| Material supplied |
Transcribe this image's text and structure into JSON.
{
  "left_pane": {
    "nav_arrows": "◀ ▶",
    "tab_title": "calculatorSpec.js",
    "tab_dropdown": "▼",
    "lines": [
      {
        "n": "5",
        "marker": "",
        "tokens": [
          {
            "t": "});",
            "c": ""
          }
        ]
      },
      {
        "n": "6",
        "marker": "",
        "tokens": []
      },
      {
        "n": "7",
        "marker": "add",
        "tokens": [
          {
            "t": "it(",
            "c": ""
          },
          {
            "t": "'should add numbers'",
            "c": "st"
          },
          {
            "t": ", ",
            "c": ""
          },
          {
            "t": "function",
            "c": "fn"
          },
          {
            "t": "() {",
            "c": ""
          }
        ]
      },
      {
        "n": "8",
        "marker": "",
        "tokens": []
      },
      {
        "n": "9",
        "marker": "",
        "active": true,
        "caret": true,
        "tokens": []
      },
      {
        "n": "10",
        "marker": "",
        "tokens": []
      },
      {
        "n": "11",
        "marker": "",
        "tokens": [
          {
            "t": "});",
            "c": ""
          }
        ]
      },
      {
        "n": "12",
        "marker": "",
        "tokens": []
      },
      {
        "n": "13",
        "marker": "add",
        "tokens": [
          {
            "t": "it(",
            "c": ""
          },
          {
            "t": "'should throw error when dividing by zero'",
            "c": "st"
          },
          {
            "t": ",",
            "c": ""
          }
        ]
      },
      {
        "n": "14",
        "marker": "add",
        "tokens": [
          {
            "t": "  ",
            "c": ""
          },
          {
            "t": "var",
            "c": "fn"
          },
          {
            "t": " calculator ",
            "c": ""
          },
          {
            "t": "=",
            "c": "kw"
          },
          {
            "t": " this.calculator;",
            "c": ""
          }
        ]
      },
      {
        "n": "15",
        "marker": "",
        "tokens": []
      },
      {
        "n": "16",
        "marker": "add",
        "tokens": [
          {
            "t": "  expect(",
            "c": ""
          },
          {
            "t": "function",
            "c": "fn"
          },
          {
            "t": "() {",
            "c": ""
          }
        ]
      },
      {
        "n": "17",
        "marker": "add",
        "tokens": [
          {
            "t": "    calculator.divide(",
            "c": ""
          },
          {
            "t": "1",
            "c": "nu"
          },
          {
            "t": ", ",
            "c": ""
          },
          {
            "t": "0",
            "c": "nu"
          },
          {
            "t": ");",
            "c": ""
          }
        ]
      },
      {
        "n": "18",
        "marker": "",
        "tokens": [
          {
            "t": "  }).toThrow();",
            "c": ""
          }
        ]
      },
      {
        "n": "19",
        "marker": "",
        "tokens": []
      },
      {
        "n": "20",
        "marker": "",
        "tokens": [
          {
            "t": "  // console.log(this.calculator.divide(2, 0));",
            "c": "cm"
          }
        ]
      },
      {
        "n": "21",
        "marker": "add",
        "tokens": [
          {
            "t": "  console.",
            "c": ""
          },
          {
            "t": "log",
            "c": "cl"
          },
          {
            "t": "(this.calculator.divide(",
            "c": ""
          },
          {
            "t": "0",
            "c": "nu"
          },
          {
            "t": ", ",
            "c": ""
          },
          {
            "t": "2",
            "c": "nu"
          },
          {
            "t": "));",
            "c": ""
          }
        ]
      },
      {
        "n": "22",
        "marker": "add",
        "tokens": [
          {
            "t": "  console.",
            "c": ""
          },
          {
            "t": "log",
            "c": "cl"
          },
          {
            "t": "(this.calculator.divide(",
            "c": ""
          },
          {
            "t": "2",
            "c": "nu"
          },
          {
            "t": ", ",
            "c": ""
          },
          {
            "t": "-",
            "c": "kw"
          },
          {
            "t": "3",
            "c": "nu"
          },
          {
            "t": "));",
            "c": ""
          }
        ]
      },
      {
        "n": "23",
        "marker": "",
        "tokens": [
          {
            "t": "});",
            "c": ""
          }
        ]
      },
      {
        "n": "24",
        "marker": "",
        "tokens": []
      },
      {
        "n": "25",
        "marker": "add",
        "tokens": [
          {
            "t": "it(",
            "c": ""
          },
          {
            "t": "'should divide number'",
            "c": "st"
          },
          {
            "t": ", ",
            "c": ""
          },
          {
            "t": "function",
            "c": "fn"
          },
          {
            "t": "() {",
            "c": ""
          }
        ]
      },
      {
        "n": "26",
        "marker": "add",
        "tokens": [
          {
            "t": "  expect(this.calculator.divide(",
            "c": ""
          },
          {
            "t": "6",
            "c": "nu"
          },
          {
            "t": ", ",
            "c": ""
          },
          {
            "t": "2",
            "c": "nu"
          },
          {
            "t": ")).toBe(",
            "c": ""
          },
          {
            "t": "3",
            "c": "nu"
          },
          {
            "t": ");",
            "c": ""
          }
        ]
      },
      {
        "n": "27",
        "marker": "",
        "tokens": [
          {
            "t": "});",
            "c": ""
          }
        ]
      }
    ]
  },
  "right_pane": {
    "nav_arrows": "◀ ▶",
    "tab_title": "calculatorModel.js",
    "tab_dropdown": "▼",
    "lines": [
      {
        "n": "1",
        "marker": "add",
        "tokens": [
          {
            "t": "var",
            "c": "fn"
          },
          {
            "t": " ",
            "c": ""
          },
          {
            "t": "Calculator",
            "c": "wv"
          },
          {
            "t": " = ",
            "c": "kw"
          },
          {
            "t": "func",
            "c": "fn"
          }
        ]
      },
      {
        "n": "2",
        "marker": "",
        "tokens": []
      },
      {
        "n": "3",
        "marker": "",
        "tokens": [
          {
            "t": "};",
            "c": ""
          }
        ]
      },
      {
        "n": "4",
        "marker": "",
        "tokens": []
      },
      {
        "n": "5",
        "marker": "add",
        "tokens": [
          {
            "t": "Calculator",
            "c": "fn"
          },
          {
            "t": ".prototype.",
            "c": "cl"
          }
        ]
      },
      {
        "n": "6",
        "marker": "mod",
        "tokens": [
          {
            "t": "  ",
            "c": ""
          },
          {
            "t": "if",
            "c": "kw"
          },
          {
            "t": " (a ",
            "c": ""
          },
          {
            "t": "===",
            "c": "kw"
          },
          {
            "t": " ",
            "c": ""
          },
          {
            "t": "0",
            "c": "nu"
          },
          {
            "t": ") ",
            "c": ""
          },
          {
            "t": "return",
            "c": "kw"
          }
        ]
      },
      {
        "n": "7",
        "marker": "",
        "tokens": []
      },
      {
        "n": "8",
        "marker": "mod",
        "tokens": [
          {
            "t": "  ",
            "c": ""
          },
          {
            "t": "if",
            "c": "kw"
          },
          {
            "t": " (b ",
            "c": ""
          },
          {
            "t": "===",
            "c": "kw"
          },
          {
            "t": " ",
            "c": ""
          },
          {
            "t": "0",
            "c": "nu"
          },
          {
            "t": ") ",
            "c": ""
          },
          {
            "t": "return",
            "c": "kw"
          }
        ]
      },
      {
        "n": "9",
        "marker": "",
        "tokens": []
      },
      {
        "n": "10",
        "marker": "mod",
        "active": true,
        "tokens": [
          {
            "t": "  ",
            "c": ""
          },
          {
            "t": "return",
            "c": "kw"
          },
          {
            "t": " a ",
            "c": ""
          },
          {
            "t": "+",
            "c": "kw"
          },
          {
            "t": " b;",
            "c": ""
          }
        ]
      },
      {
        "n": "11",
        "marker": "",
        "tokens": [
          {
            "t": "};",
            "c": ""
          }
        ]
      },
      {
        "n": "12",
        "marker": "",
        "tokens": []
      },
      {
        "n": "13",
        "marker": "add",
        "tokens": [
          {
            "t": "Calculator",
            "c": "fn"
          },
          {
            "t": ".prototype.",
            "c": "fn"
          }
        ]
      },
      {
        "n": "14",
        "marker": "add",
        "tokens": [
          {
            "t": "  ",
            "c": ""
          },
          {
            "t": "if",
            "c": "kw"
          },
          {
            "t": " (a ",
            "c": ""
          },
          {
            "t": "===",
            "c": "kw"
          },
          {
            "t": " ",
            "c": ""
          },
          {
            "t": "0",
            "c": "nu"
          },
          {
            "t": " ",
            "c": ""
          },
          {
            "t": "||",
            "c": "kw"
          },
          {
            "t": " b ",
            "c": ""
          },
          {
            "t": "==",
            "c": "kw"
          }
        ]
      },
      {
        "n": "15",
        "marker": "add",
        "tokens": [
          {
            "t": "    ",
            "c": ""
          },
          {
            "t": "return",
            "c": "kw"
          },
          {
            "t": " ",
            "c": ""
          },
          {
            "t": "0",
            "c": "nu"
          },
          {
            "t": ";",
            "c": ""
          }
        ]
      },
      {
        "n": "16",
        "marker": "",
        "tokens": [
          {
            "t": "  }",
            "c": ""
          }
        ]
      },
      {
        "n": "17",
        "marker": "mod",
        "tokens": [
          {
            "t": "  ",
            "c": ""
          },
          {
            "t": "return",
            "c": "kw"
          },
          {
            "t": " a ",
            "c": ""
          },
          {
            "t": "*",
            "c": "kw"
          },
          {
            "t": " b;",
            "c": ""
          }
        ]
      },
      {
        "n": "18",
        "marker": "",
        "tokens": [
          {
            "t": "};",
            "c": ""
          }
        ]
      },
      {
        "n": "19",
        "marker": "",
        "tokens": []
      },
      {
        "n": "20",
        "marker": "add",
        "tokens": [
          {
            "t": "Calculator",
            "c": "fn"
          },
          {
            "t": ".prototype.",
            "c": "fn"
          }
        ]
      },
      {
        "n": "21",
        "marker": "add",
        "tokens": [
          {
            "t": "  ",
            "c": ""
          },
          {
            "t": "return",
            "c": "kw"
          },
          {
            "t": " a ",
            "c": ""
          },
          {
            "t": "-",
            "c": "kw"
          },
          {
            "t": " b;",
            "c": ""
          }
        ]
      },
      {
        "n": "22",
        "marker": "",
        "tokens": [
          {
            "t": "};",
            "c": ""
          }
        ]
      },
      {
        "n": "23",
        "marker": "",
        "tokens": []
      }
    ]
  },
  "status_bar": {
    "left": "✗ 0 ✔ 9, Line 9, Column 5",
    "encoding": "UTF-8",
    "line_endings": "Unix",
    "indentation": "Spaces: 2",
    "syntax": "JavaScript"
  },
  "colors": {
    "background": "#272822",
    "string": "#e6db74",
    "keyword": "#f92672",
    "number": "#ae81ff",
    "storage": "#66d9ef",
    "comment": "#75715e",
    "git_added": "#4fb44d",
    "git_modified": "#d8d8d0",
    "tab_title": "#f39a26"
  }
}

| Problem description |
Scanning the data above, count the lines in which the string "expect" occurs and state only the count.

| Answer to this problem |
2